Task item -
Report every line of the records beneath this task that holds the string "pour".

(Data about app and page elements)
• • • • • • •
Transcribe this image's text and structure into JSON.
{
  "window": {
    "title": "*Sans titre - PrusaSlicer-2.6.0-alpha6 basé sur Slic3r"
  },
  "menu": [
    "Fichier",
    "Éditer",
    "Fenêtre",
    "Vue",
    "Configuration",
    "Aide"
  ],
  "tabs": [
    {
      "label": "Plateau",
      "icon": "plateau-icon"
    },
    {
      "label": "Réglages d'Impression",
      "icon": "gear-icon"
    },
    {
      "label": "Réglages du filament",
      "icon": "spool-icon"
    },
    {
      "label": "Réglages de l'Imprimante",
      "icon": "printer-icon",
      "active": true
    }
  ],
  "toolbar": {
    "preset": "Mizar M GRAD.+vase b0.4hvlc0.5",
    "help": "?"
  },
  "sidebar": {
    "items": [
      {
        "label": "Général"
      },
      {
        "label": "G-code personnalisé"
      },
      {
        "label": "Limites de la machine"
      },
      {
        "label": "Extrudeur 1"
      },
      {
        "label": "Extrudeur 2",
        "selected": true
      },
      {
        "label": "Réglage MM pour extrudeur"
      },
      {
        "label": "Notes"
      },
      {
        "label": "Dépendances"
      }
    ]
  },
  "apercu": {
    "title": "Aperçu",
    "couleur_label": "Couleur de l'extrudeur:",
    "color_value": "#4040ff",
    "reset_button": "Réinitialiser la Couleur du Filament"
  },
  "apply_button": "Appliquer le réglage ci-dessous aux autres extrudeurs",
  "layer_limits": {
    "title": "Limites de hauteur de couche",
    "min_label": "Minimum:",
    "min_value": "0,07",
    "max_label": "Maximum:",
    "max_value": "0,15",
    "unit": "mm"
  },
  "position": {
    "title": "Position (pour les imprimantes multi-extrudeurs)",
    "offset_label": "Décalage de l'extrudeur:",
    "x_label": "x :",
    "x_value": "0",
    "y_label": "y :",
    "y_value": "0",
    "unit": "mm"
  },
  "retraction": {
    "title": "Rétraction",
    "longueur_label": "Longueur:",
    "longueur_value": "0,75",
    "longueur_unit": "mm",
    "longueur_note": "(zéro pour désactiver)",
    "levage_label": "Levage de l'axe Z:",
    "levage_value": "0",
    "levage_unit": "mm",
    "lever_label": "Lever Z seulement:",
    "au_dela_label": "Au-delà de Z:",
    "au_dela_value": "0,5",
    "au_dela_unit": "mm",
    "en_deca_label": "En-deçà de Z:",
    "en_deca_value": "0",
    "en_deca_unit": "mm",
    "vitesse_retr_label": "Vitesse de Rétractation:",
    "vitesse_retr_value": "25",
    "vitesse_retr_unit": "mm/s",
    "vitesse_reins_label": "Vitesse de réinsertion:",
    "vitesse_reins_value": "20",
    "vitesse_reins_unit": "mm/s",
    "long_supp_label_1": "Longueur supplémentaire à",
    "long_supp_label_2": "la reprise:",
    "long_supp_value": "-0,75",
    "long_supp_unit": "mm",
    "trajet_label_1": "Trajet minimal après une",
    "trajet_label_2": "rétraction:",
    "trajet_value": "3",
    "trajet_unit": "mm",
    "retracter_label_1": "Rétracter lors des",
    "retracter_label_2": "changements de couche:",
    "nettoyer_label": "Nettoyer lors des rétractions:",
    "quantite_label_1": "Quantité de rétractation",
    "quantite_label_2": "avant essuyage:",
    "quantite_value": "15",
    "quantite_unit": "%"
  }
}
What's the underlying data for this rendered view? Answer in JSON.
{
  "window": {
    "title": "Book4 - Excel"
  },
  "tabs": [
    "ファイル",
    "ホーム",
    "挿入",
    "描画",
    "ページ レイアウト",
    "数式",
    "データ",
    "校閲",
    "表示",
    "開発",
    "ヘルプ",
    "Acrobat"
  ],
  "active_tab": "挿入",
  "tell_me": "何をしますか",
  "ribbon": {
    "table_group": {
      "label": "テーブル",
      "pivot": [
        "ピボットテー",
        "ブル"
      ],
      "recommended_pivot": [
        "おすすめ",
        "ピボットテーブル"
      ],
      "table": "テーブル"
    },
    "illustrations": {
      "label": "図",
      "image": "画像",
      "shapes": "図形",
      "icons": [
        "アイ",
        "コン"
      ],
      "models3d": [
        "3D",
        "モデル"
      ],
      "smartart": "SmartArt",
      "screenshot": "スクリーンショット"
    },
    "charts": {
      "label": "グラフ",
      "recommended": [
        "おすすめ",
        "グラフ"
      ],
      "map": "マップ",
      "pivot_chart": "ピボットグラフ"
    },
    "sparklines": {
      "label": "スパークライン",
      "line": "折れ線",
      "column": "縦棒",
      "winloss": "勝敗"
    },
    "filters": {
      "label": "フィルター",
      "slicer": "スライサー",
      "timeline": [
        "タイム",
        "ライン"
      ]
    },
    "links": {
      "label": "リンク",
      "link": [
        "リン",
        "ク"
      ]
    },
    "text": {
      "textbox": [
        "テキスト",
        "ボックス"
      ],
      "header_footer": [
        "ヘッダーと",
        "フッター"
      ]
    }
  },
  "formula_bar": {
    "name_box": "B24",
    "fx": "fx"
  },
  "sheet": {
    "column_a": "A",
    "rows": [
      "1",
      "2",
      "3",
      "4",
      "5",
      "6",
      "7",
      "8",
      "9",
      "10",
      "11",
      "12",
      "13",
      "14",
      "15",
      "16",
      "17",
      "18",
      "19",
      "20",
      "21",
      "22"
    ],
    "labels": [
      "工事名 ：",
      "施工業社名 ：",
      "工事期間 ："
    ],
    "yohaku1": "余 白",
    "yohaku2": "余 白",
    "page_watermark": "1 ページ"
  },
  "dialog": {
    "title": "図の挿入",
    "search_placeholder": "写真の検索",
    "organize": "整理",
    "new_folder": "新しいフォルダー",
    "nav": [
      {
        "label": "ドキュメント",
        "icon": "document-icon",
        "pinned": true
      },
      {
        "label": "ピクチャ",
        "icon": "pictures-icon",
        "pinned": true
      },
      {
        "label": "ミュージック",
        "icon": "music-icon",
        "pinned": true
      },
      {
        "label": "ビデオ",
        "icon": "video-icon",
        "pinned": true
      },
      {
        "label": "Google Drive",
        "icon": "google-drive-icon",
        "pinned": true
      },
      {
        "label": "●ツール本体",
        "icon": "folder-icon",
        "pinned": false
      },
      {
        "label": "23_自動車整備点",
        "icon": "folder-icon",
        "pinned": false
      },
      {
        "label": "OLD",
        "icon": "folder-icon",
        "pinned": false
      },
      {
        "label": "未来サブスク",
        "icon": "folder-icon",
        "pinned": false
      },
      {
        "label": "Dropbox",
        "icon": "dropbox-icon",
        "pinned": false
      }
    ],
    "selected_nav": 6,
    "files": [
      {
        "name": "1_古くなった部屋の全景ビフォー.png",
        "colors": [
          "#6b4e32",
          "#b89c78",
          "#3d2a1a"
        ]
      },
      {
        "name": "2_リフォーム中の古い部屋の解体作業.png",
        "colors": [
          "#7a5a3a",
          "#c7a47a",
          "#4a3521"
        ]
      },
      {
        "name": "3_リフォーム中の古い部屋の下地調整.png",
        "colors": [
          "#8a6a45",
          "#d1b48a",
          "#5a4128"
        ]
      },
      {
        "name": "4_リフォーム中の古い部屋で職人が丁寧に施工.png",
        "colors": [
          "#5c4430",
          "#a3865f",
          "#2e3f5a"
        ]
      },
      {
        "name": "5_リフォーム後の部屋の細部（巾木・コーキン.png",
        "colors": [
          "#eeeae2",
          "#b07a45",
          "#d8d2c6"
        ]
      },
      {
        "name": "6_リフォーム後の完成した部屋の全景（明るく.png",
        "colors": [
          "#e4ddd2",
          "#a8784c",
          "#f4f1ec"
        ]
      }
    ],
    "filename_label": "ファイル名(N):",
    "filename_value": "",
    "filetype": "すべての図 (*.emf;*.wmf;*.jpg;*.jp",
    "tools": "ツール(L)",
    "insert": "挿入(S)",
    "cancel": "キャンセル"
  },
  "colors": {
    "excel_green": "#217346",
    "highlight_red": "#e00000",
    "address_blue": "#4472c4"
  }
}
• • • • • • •
Response box -
        "label": "Réglage MM pour extrudeur"
    "title": "Position (pour les imprimantes multi-extrudeurs)",
    "longueur_note": "(zéro pour désactiver)",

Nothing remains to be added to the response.